[Dataset rows describing interfaces]
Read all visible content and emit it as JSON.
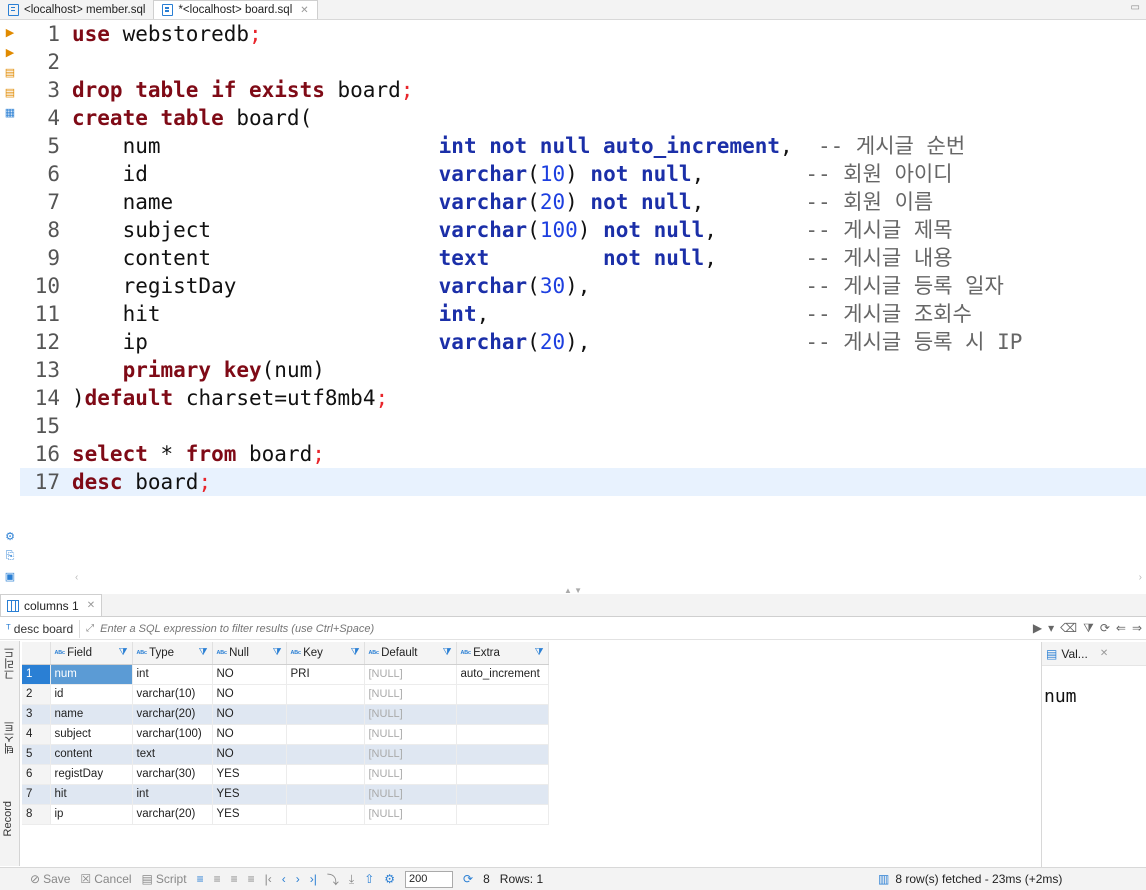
{
  "editor_tabs": [
    {
      "label": "<localhost> member.sql",
      "active": false
    },
    {
      "label": "*<localhost> board.sql",
      "active": true
    }
  ],
  "editor": {
    "current_line": 17,
    "lines": [
      {
        "n": "1",
        "segments": [
          [
            "kw",
            "use"
          ],
          [
            "p",
            " webstoredb"
          ],
          [
            "semi",
            ";"
          ]
        ]
      },
      {
        "n": "2",
        "segments": []
      },
      {
        "n": "3",
        "segments": [
          [
            "kw",
            "drop table if exists"
          ],
          [
            "p",
            " board"
          ],
          [
            "semi",
            ";"
          ]
        ]
      },
      {
        "n": "4",
        "segments": [
          [
            "kw",
            "create table"
          ],
          [
            "p",
            " board("
          ]
        ]
      },
      {
        "n": "5",
        "segments": [
          [
            "p",
            "    num                      "
          ],
          [
            "ty",
            "int not null auto_increment"
          ],
          [
            "p",
            ",  "
          ],
          [
            "cmt",
            "-- 게시글 순번"
          ]
        ]
      },
      {
        "n": "6",
        "segments": [
          [
            "p",
            "    id                       "
          ],
          [
            "ty",
            "varchar"
          ],
          [
            "p",
            "("
          ],
          [
            "nm",
            "10"
          ],
          [
            "p",
            ") "
          ],
          [
            "ty",
            "not null"
          ],
          [
            "p",
            ",        "
          ],
          [
            "cmt",
            "-- 회원 아이디"
          ]
        ]
      },
      {
        "n": "7",
        "segments": [
          [
            "p",
            "    name                     "
          ],
          [
            "ty",
            "varchar"
          ],
          [
            "p",
            "("
          ],
          [
            "nm",
            "20"
          ],
          [
            "p",
            ") "
          ],
          [
            "ty",
            "not null"
          ],
          [
            "p",
            ",        "
          ],
          [
            "cmt",
            "-- 회원 이름"
          ]
        ]
      },
      {
        "n": "8",
        "segments": [
          [
            "p",
            "    subject                  "
          ],
          [
            "ty",
            "varchar"
          ],
          [
            "p",
            "("
          ],
          [
            "nm",
            "100"
          ],
          [
            "p",
            ") "
          ],
          [
            "ty",
            "not null"
          ],
          [
            "p",
            ",       "
          ],
          [
            "cmt",
            "-- 게시글 제목"
          ]
        ]
      },
      {
        "n": "9",
        "segments": [
          [
            "p",
            "    content                  "
          ],
          [
            "ty",
            "text"
          ],
          [
            "p",
            "         "
          ],
          [
            "ty",
            "not null"
          ],
          [
            "p",
            ",       "
          ],
          [
            "cmt",
            "-- 게시글 내용"
          ]
        ]
      },
      {
        "n": "10",
        "segments": [
          [
            "p",
            "    registDay                "
          ],
          [
            "ty",
            "varchar"
          ],
          [
            "p",
            "("
          ],
          [
            "nm",
            "30"
          ],
          [
            "p",
            "),                 "
          ],
          [
            "cmt",
            "-- 게시글 등록 일자"
          ]
        ]
      },
      {
        "n": "11",
        "segments": [
          [
            "p",
            "    hit                      "
          ],
          [
            "ty",
            "int"
          ],
          [
            "p",
            ",                         "
          ],
          [
            "cmt",
            "-- 게시글 조회수"
          ]
        ]
      },
      {
        "n": "12",
        "segments": [
          [
            "p",
            "    ip                       "
          ],
          [
            "ty",
            "varchar"
          ],
          [
            "p",
            "("
          ],
          [
            "nm",
            "20"
          ],
          [
            "p",
            "),                 "
          ],
          [
            "cmt",
            "-- 게시글 등록 시 IP"
          ]
        ]
      },
      {
        "n": "13",
        "segments": [
          [
            "p",
            "    "
          ],
          [
            "kw",
            "primary key"
          ],
          [
            "p",
            "(num)"
          ]
        ]
      },
      {
        "n": "14",
        "segments": [
          [
            "p",
            ")"
          ],
          [
            "kw",
            "default"
          ],
          [
            "p",
            " charset=utf8mb4"
          ],
          [
            "semi",
            ";"
          ]
        ]
      },
      {
        "n": "15",
        "segments": []
      },
      {
        "n": "16",
        "segments": [
          [
            "kw",
            "select"
          ],
          [
            "p",
            " * "
          ],
          [
            "kw",
            "from"
          ],
          [
            "p",
            " board"
          ],
          [
            "semi",
            ";"
          ]
        ]
      },
      {
        "n": "17",
        "segments": [
          [
            "kw",
            "desc"
          ],
          [
            "p",
            " board"
          ],
          [
            "semi",
            ";"
          ]
        ]
      }
    ]
  },
  "results": {
    "tab_label": "columns 1",
    "query_name": "desc board",
    "filter_placeholder": "Enter a SQL expression to filter results (use Ctrl+Space)",
    "side_tabs": [
      "그리드",
      "텍스트",
      "Record"
    ],
    "columns": [
      "Field",
      "Type",
      "Null",
      "Key",
      "Default",
      "Extra"
    ],
    "rows": [
      {
        "n": "1",
        "cells": [
          "num",
          "int",
          "NO",
          "PRI",
          "[NULL]",
          "auto_increment"
        ]
      },
      {
        "n": "2",
        "cells": [
          "id",
          "varchar(10)",
          "NO",
          "",
          "[NULL]",
          ""
        ]
      },
      {
        "n": "3",
        "cells": [
          "name",
          "varchar(20)",
          "NO",
          "",
          "[NULL]",
          ""
        ]
      },
      {
        "n": "4",
        "cells": [
          "subject",
          "varchar(100)",
          "NO",
          "",
          "[NULL]",
          ""
        ]
      },
      {
        "n": "5",
        "cells": [
          "content",
          "text",
          "NO",
          "",
          "[NULL]",
          ""
        ]
      },
      {
        "n": "6",
        "cells": [
          "registDay",
          "varchar(30)",
          "YES",
          "",
          "[NULL]",
          ""
        ]
      },
      {
        "n": "7",
        "cells": [
          "hit",
          "int",
          "YES",
          "",
          "[NULL]",
          ""
        ]
      },
      {
        "n": "8",
        "cells": [
          "ip",
          "varchar(20)",
          "YES",
          "",
          "[NULL]",
          ""
        ]
      }
    ],
    "value_panel": {
      "title": "Val...",
      "value": "num"
    }
  },
  "status": {
    "save": "Save",
    "cancel": "Cancel",
    "script": "Script",
    "fetch_size": "200",
    "refresh_count": "8",
    "rows": "Rows: 1",
    "fetched": "8 row(s) fetched - 23ms (+2ms)"
  },
  "colors": {
    "accent": "#2a7fd4",
    "keyword": "#7f0a16",
    "type": "#1b2fa8",
    "current_line": "#e8f2fe"
  }
}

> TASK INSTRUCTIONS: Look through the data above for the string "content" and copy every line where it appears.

> OUTPUT OF THE TASK:
Read all visible content and emit it as JSON.
            "    content                  "
          "content",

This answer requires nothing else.